“The Central Park Tower has the potential to be a model project for other cities aiming to fix existing infrastructure, build tall to capture views and elevate the Laith Sayigh told Dezeen.

But for now, the tower, like many out-of-the-box architectural concepts, is just an dream. [Dezeen] — Kathryn Brenzel

Related Articles

The Observation Deck at Hudson Yards (Credit: Adam Pogoff)

Views from 1,100 feet: A tour of Related’s “the edge,” the tallest outdoor observation deck in the Western Hemisphere

These are the tallest towers underway in NYC

These are the tallest towers underway
in NYC

A new competition asks what would houses on Mars look like (Credit: Getty Images, Pixabay)

Architecture’s final frontier: Here’s what houses on Mars might look like

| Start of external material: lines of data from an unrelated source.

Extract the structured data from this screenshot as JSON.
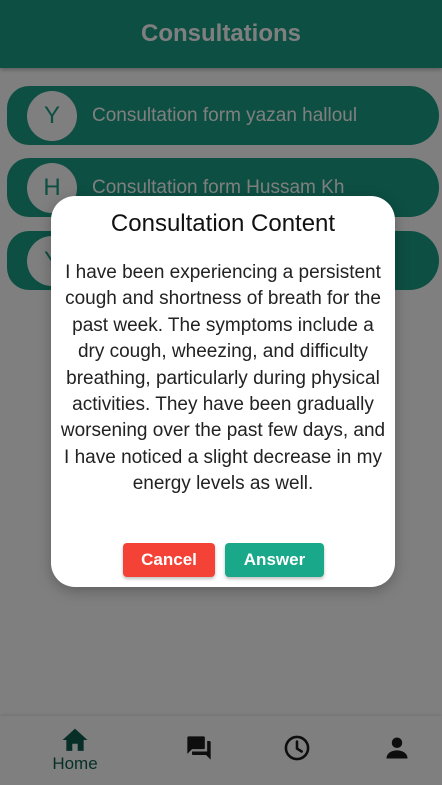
{
  "colors": {
    "primary": "#1a9e86",
    "nav_active": "#0f5f51",
    "nav_icon": "#1c1c1c",
    "cancel": "#f44336",
    "answer": "#1aa88b",
    "overlay": "rgba(0,0,0,0.5)"
  },
  "appbar": {
    "title": "Consultations"
  },
  "consultations": [
    {
      "initial": "Y",
      "label": "Consultation form yazan halloul"
    },
    {
      "initial": "H",
      "label": "Consultation form Hussam Kh"
    },
    {
      "initial": "Y",
      "label": ""
    }
  ],
  "dialog": {
    "title": "Consultation Content",
    "body": "I have been experiencing a persistent cough and shortness of breath for the past week. The symptoms include a dry cough, wheezing, and difficulty breathing, particularly during physical activities. They have been gradually worsening over the past few days, and I have noticed a slight decrease in my energy levels as well.",
    "cancel_label": "Cancel",
    "answer_label": "Answer"
  },
  "bottom_nav": {
    "items": [
      {
        "icon": "home-icon",
        "label": "Home",
        "active": true
      },
      {
        "icon": "chat-icon",
        "label": ""
      },
      {
        "icon": "clock-icon",
        "label": ""
      },
      {
        "icon": "person-icon",
        "label": ""
      }
    ]
  }
}
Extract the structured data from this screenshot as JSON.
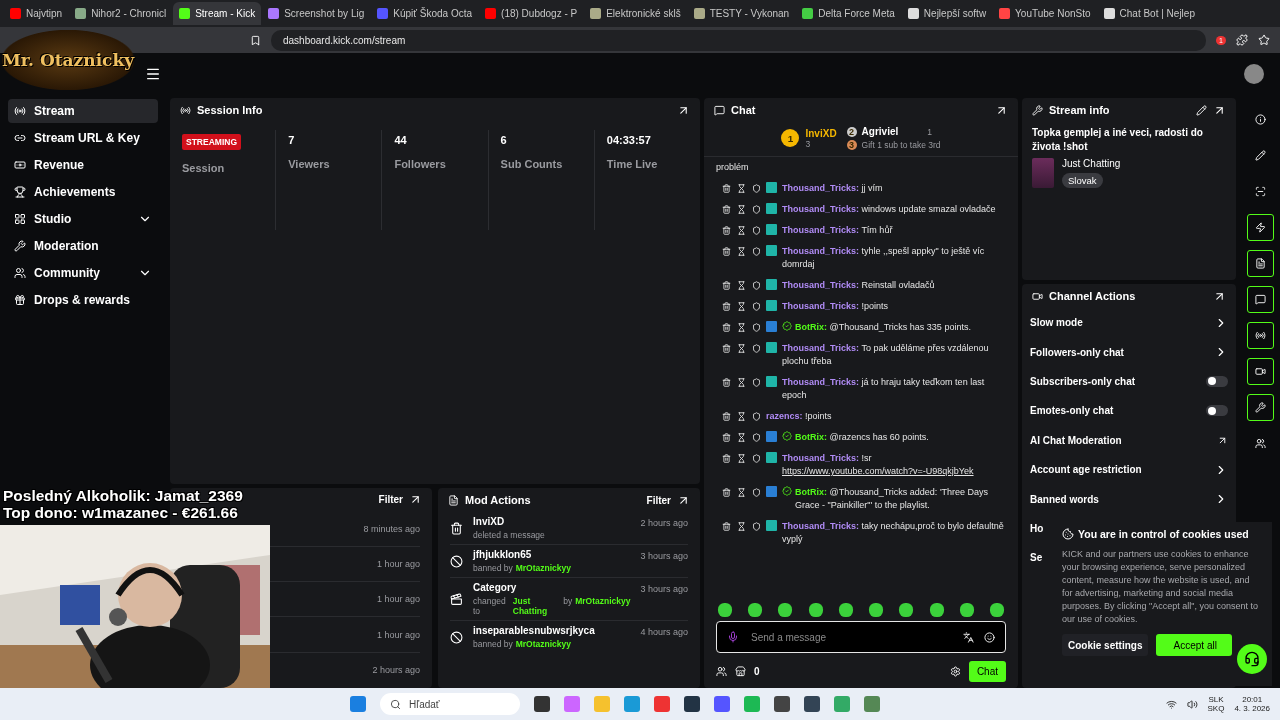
{
  "browser": {
    "tabs": [
      {
        "title": "Najvtipn",
        "selected": false
      },
      {
        "title": "Nihor2 - Chronicl",
        "selected": false
      },
      {
        "title": "Stream - Kick",
        "selected": true
      },
      {
        "title": "Screenshot by Lig",
        "selected": false
      },
      {
        "title": "Kúpiť Škoda Octa",
        "selected": false
      },
      {
        "title": "(18) Dubdogz - P",
        "selected": false
      },
      {
        "title": "Elektronické sklš",
        "selected": false
      },
      {
        "title": "TESTY - Vykonan",
        "selected": false
      },
      {
        "title": "Delta Force Meta",
        "selected": false
      },
      {
        "title": "Nejlepší softw",
        "selected": false
      },
      {
        "title": "YouTube NonSto",
        "selected": false
      },
      {
        "title": "Chat Bot | Nejlep",
        "selected": false
      }
    ],
    "url": "dashboard.kick.com/stream",
    "notification_count": "1"
  },
  "overlay": {
    "logo": "Mr. Otaznicky",
    "lines": [
      "Posledný Alkoholik: Jamat_2369",
      "Top dono: w1mazanec - €261.66"
    ]
  },
  "sidebar": {
    "items": [
      {
        "label": "Stream",
        "selected": true,
        "expandable": false
      },
      {
        "label": "Stream URL & Key",
        "selected": false,
        "expandable": false
      },
      {
        "label": "Revenue",
        "selected": false,
        "expandable": false
      },
      {
        "label": "Achievements",
        "selected": false,
        "expandable": false
      },
      {
        "label": "Studio",
        "selected": false,
        "expandable": true
      },
      {
        "label": "Moderation",
        "selected": false,
        "expandable": false
      },
      {
        "label": "Community",
        "selected": false,
        "expandable": true
      },
      {
        "label": "Drops & rewards",
        "selected": false,
        "expandable": false
      }
    ]
  },
  "session_info": {
    "title": "Session Info",
    "status": "STREAMING",
    "status_label": "Session",
    "stats": [
      {
        "value": "7",
        "label": "Viewers"
      },
      {
        "value": "44",
        "label": "Followers"
      },
      {
        "value": "6",
        "label": "Sub Counts"
      },
      {
        "value": "04:33:57",
        "label": "Time Live"
      }
    ]
  },
  "activity_feed": {
    "filter": "Filter",
    "times": [
      "8 minutes ago",
      "1 hour ago",
      "1 hour ago",
      "1 hour ago",
      "2 hours ago"
    ]
  },
  "mod_actions": {
    "title": "Mod Actions",
    "filter": "Filter",
    "items": [
      {
        "kind": "delete",
        "user": "InviXD",
        "time": "2 hours ago",
        "detail": [
          {
            "text": "deleted a message",
            "highlight": false
          }
        ]
      },
      {
        "kind": "ban",
        "user": "jfhjukklon65",
        "time": "3 hours ago",
        "detail": [
          {
            "text": "banned by",
            "highlight": false
          },
          {
            "text": "MrOtaznickyy",
            "highlight": true
          }
        ]
      },
      {
        "kind": "category",
        "user": "Category",
        "time": "3 hours ago",
        "detail": [
          {
            "text": "changed to",
            "highlight": false
          },
          {
            "text": "Just Chatting",
            "highlight": true
          },
          {
            "text": "by",
            "highlight": false
          },
          {
            "text": "MrOtaznickyy",
            "highlight": true
          }
        ]
      },
      {
        "kind": "ban",
        "user": "inseparablesnubwsrjkyca",
        "time": "4 hours ago",
        "detail": [
          {
            "text": "banned by",
            "highlight": false
          },
          {
            "text": "MrOtaznickyy",
            "highlight": true
          }
        ]
      }
    ]
  },
  "chat": {
    "title": "Chat",
    "leaders": [
      {
        "rank": "1",
        "name": "InviXD",
        "count": "3"
      },
      {
        "rank": "2",
        "name": "Agriviel",
        "count": "1"
      }
    ],
    "third": {
      "rank": "3",
      "text": "Gift 1 sub to take 3rd"
    },
    "messages": [
      {
        "kind": "continuation",
        "text": "problém"
      },
      {
        "kind": "user",
        "name": "Thousand_Tricks",
        "text": "jj vím"
      },
      {
        "kind": "user",
        "name": "Thousand_Tricks",
        "text": "windows update smazal ovladače"
      },
      {
        "kind": "user",
        "name": "Thousand_Tricks",
        "text": "Tím hůř"
      },
      {
        "kind": "user",
        "name": "Thousand_Tricks",
        "text": "tyhle ,,spešl appky\" to ještě víc domrdaj"
      },
      {
        "kind": "user",
        "name": "Thousand_Tricks",
        "text": "Reinstall ovladačů"
      },
      {
        "kind": "user",
        "name": "Thousand_Tricks",
        "text": "!points"
      },
      {
        "kind": "bot",
        "name": "BotRix",
        "text": "@Thousand_Tricks has 335 points."
      },
      {
        "kind": "user",
        "name": "Thousand_Tricks",
        "text": "To pak uděláme přes vzdálenou plochu třeba"
      },
      {
        "kind": "user",
        "name": "Thousand_Tricks",
        "text": "já to hraju taky teďkom ten last epoch"
      },
      {
        "kind": "plain",
        "name": "razencs",
        "text": "!points"
      },
      {
        "kind": "bot",
        "name": "BotRix",
        "text": "@razencs has 60 points."
      },
      {
        "kind": "user",
        "name": "Thousand_Tricks",
        "text": "!sr",
        "link": "https://www.youtube.com/watch?v=-U98qkjbYek"
      },
      {
        "kind": "bot",
        "name": "BotRix",
        "text": "@Thousand_Tricks added: 'Three Days Grace - \"Painkiller\"' to the playlist."
      },
      {
        "kind": "user",
        "name": "Thousand_Tricks",
        "text": "taky nechápu,proč to bylo defaultně vyplý"
      }
    ],
    "separator": ":",
    "input_placeholder": "Send a message",
    "points": "0",
    "send": "Chat"
  },
  "stream_info": {
    "title": "Stream info",
    "stream_title": "Topka gemplej a iné veci, radosti do života !shot",
    "category": "Just Chatting",
    "language": "Slovak"
  },
  "channel_actions": {
    "title": "Channel Actions",
    "items": [
      {
        "kind": "arrow",
        "label": "Slow mode"
      },
      {
        "kind": "arrow",
        "label": "Followers-only chat"
      },
      {
        "kind": "toggle",
        "label": "Subscribers-only chat",
        "on": false
      },
      {
        "kind": "toggle",
        "label": "Emotes-only chat",
        "on": false
      },
      {
        "kind": "external",
        "label": "AI Chat Moderation"
      },
      {
        "kind": "arrow",
        "label": "Account age restriction"
      },
      {
        "kind": "arrow",
        "label": "Banned words"
      },
      {
        "kind": "partial",
        "label": "Ho"
      },
      {
        "kind": "partial",
        "label": "Se"
      }
    ]
  },
  "rail": [
    {
      "highlighted": false
    },
    {
      "highlighted": false
    },
    {
      "highlighted": false
    },
    {
      "highlighted": true
    },
    {
      "highlighted": true
    },
    {
      "highlighted": true
    },
    {
      "highlighted": true
    },
    {
      "highlighted": true
    },
    {
      "highlighted": true
    },
    {
      "highlighted": false
    }
  ],
  "cookies": {
    "title": "You are in control of cookies used",
    "body": "KICK and our partners use cookies to enhance your browsing experience, serve personalized content, measure how the website is used, and for advertising, marketing and social media purposes. By clicking \"Accept all\", you consent to our use of cookies.",
    "settings": "Cookie settings",
    "accept": "Accept all"
  },
  "taskbar": {
    "search": "Hľadať",
    "lang_top": "SLK",
    "lang_bottom": "SKQ",
    "time": "20:01",
    "date": "4. 3. 2026"
  }
}
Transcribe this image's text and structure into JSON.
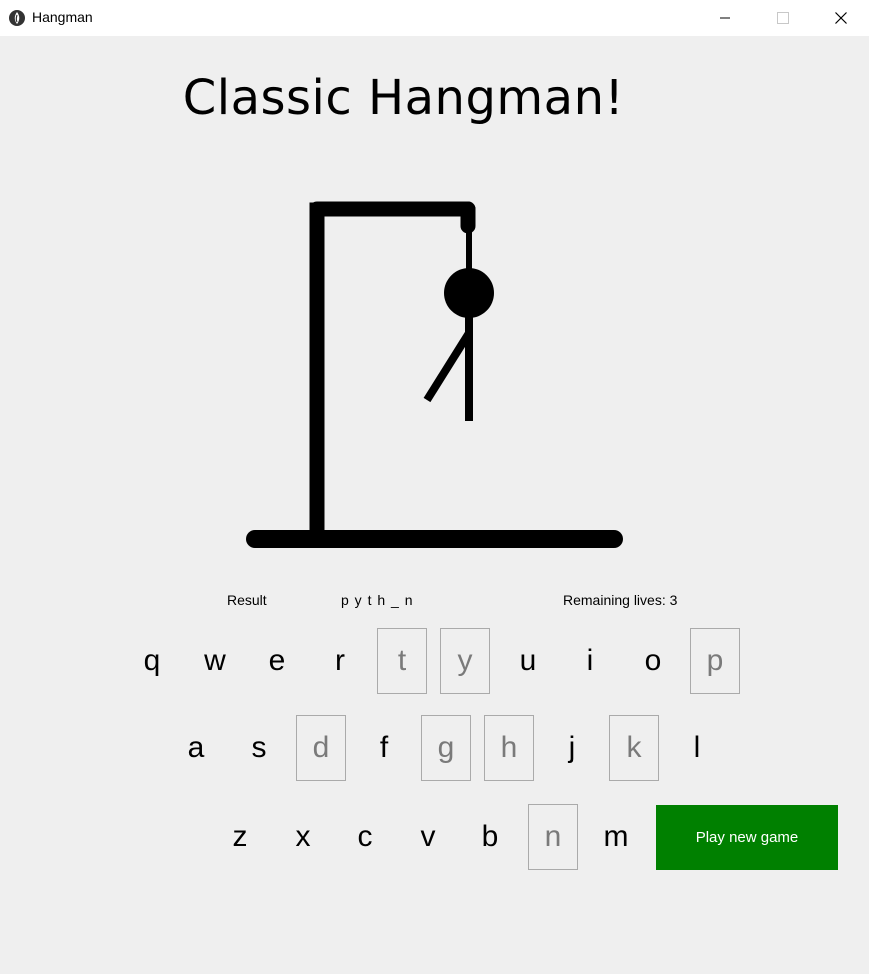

From left: Adamson Associates' Alan Tearle, Handel Architects' Gary Handel, Aufgang Architects' Ariel Aufgang (Credit: Getty Images, iStock, Adamson, Aufgang)

These architects designed the most new dev in NYC this year

A rendering of Two Trees' Williamsburg project designed by Bjarke Ingels (Credit: BIG)

New York’s most buzzworthy designs of 2019

Stanford White

The great works and untimely death of New York architect Stanford White

Rendering of 5 Fox Run Lane in Greenwich

Top Greenwich architect denies accusations of recycled renderings

Comptroller Scott Stringer (Credit: Getty Images)

City slow to spend $15B in Superstorm Sandy aid: Stringer